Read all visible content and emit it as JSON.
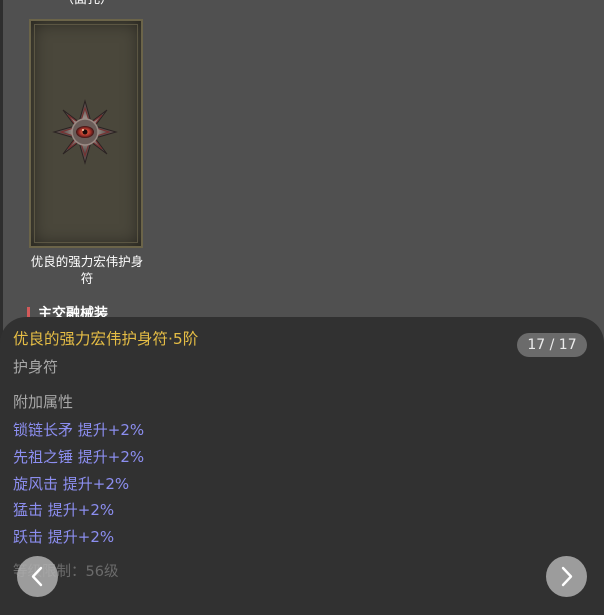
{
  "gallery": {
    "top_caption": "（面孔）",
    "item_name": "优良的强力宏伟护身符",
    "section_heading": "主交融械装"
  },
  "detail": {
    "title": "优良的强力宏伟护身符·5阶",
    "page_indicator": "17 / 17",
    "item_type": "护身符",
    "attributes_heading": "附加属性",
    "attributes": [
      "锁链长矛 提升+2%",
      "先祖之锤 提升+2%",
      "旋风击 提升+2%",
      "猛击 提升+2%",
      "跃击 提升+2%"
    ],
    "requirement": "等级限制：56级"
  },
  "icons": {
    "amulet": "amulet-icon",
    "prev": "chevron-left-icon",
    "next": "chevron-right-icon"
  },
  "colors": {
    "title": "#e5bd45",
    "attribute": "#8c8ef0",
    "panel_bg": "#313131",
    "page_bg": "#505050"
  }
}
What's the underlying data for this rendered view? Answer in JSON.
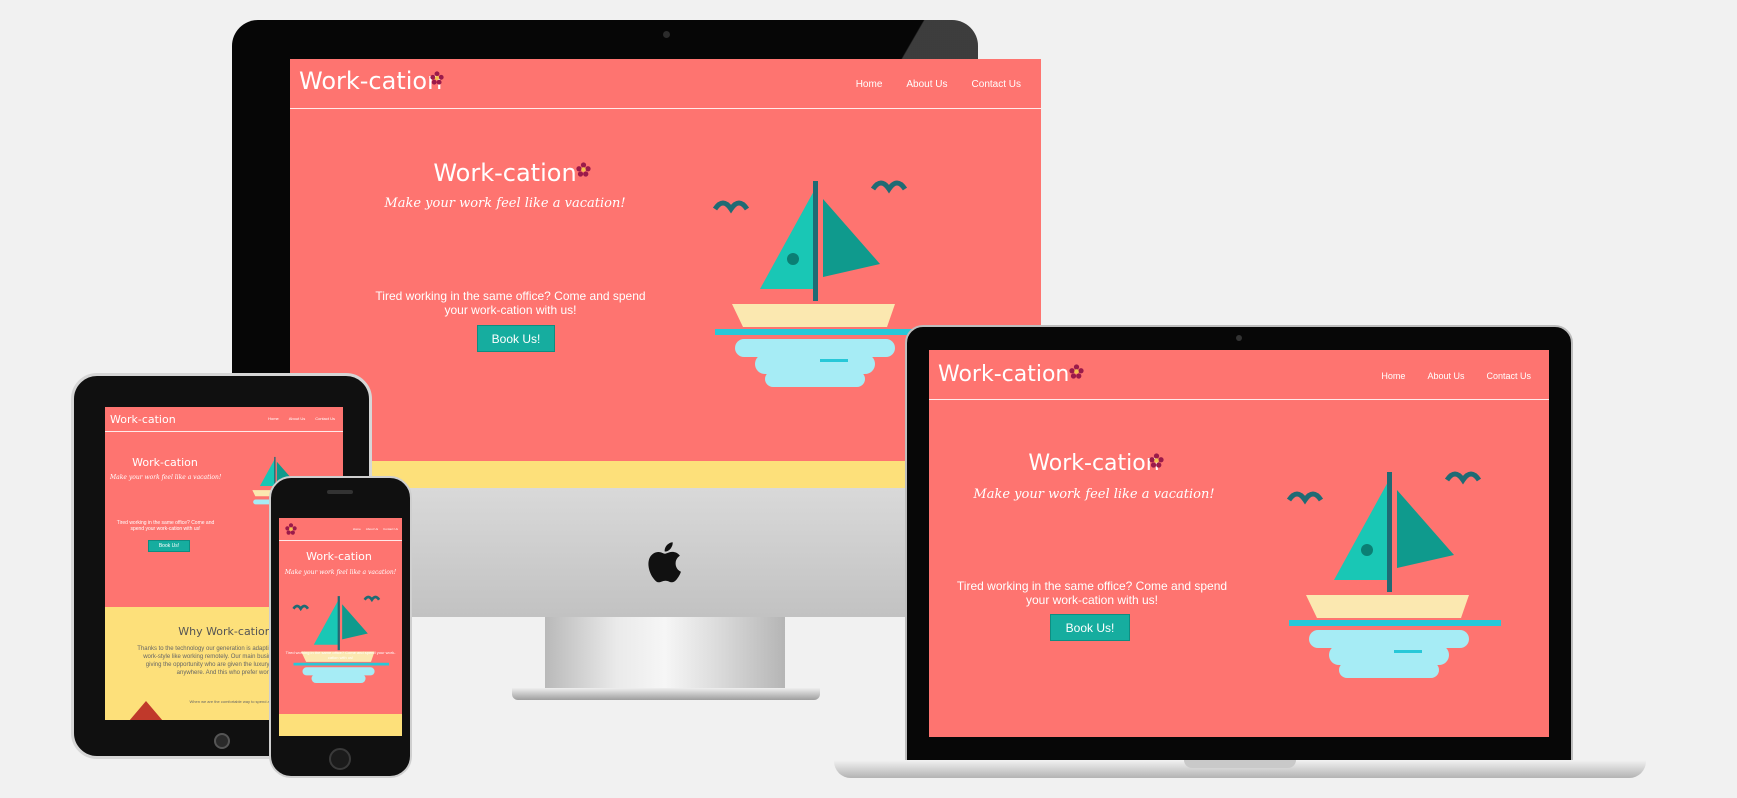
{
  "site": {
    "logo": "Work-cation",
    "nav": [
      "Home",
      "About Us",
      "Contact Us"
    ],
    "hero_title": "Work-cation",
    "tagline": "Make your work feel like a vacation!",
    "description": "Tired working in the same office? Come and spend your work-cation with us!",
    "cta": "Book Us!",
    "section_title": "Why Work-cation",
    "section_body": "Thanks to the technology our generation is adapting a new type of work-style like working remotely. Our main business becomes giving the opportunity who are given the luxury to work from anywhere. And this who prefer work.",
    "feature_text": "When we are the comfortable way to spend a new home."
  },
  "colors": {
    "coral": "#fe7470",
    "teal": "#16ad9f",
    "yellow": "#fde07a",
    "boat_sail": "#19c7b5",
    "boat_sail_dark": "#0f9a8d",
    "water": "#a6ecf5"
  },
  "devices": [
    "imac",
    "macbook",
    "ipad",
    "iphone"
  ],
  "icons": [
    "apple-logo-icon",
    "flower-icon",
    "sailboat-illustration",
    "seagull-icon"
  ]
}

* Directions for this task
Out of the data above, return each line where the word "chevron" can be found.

* The completed task
    "prev": "chevron-left-icon",
    "next": "chevron-right-icon"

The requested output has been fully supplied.